Five lifestyle changes to make to increase your chances of falling pregnant

If you are trying for a baby, it is worth considering making some changes to your lifestyle to help increase your chances of falling pregnant.

Dr Ellie Rayner, obstetrician, gynaecologist, and the founder of The Maternity Collective, has given us advice on the five best ways to overhaul your lifestyle to help with fertility.

Stop smoking

"Smoking causes fertility problems in both men and women and stopping smoking can reverse any damage," she warns. "Stopping smoking is the single most important thing you can do to improve your long-term health and it one of the most important things you can do to improve your future baby’s health, growth and development. Ideally, stop smoking at least four months before becoming pregnant for maximum benefit, but any reduction, even during pregnancy, will be beneficial for you and your future baby’s wellbeing."

Eat a balanced diet

"Being overweight can affect your fertility, cause additional health problems during pregnancy, such as miscarriage or pregnancy diabetes, and even affect the future health of your child," she explains. "Try and eat a healthy, balanced diet and avoid ready-prepared or processed food where possible. If you can bring your BMI (body mass index) down even by one or two points before and when trying to conceive this can make a big difference."

Avoid alcohol
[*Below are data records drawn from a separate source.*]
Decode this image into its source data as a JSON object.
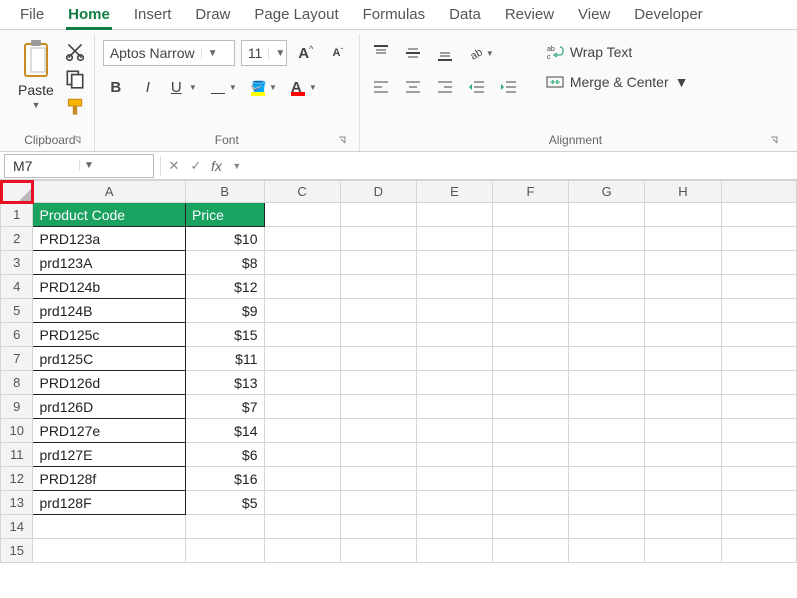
{
  "tabs": [
    "File",
    "Home",
    "Insert",
    "Draw",
    "Page Layout",
    "Formulas",
    "Data",
    "Review",
    "View",
    "Developer"
  ],
  "active_tab": 1,
  "clipboard": {
    "paste": "Paste",
    "label": "Clipboard"
  },
  "font": {
    "name": "Aptos Narrow",
    "size": "11",
    "label": "Font"
  },
  "alignment": {
    "wrap": "Wrap Text",
    "merge": "Merge & Center",
    "label": "Alignment"
  },
  "namebox": "M7",
  "formula": "",
  "columns": [
    "A",
    "B",
    "C",
    "D",
    "E",
    "F",
    "G",
    "H"
  ],
  "header_row": {
    "a": "Product Code",
    "b": "Price"
  },
  "rows": [
    {
      "n": 2,
      "code": "PRD123a",
      "price": "$10"
    },
    {
      "n": 3,
      "code": "prd123A",
      "price": "$8"
    },
    {
      "n": 4,
      "code": "PRD124b",
      "price": "$12"
    },
    {
      "n": 5,
      "code": "prd124B",
      "price": "$9"
    },
    {
      "n": 6,
      "code": "PRD125c",
      "price": "$15"
    },
    {
      "n": 7,
      "code": "prd125C",
      "price": "$11"
    },
    {
      "n": 8,
      "code": "PRD126d",
      "price": "$13"
    },
    {
      "n": 9,
      "code": "prd126D",
      "price": "$7"
    },
    {
      "n": 10,
      "code": "PRD127e",
      "price": "$14"
    },
    {
      "n": 11,
      "code": "prd127E",
      "price": "$6"
    },
    {
      "n": 12,
      "code": "PRD128f",
      "price": "$16"
    },
    {
      "n": 13,
      "code": "prd128F",
      "price": "$5"
    }
  ],
  "empty_rows": [
    14,
    15
  ]
}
"Drinking alcohol can affect both male and female fertility and when you drink whilst pregnant, alcohol passes through your blood to your baby via the placenta and can cause developmental problems," the expert warns. "Doctors are still unsure how much alcohol is safe to consume so the general advice is if you are considering pregnancy, or trying to conceive, avoid drinking alcohol."

Stop any recreational drug use
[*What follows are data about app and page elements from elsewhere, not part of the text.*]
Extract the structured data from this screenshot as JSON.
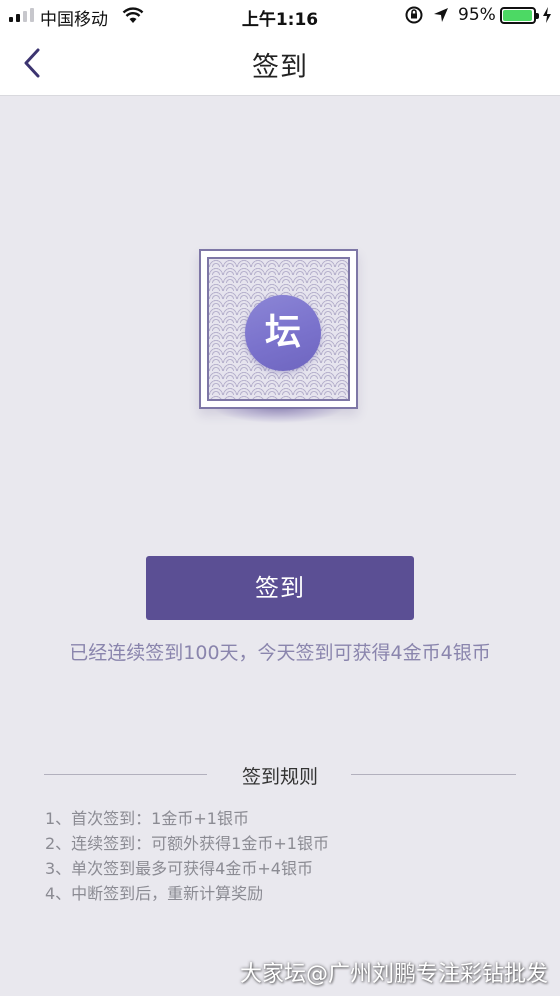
{
  "status_bar": {
    "carrier": "中国移动",
    "time": "上午1:16",
    "battery_pct": "95%",
    "battery_level": 0.95,
    "battery_color": "#4cd964"
  },
  "nav": {
    "title": "签到",
    "back_icon": "chevron-left-icon"
  },
  "badge": {
    "logo_text": "坛"
  },
  "sign_button": {
    "label": "签到",
    "color": "#5b4f94"
  },
  "status_text": "已经连续签到100天，今天签到可获得4金币4银币",
  "rules": {
    "title": "签到规则",
    "items": [
      "1、首次签到：1金币+1银币",
      "2、连续签到：可额外获得1金币+1银币",
      "3、单次签到最多可获得4金币+4银币",
      "4、中断签到后，重新计算奖励"
    ]
  },
  "watermark": "大家坛@广州刘鹏专注彩钻批发"
}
"Using illegal or recreational drugs, such as cannabis, cocaine and other drugs such as ecstasy, ketamine and amphetamines may contribute to fertility problems. In women, heavy cannabis use can cause hormone imbalance so women who use it are likely to have problems getting pregnant," Dr Rayner says.

Undertake regular exercise

"Exercising, and being active regularly, can boost your fertility and will help you have a healthier pregnancy and birth. If you don’t exercise very much currently, you can still start now with 15 minutes 3-4 times a week and increase gradually as you feel able," she recommends.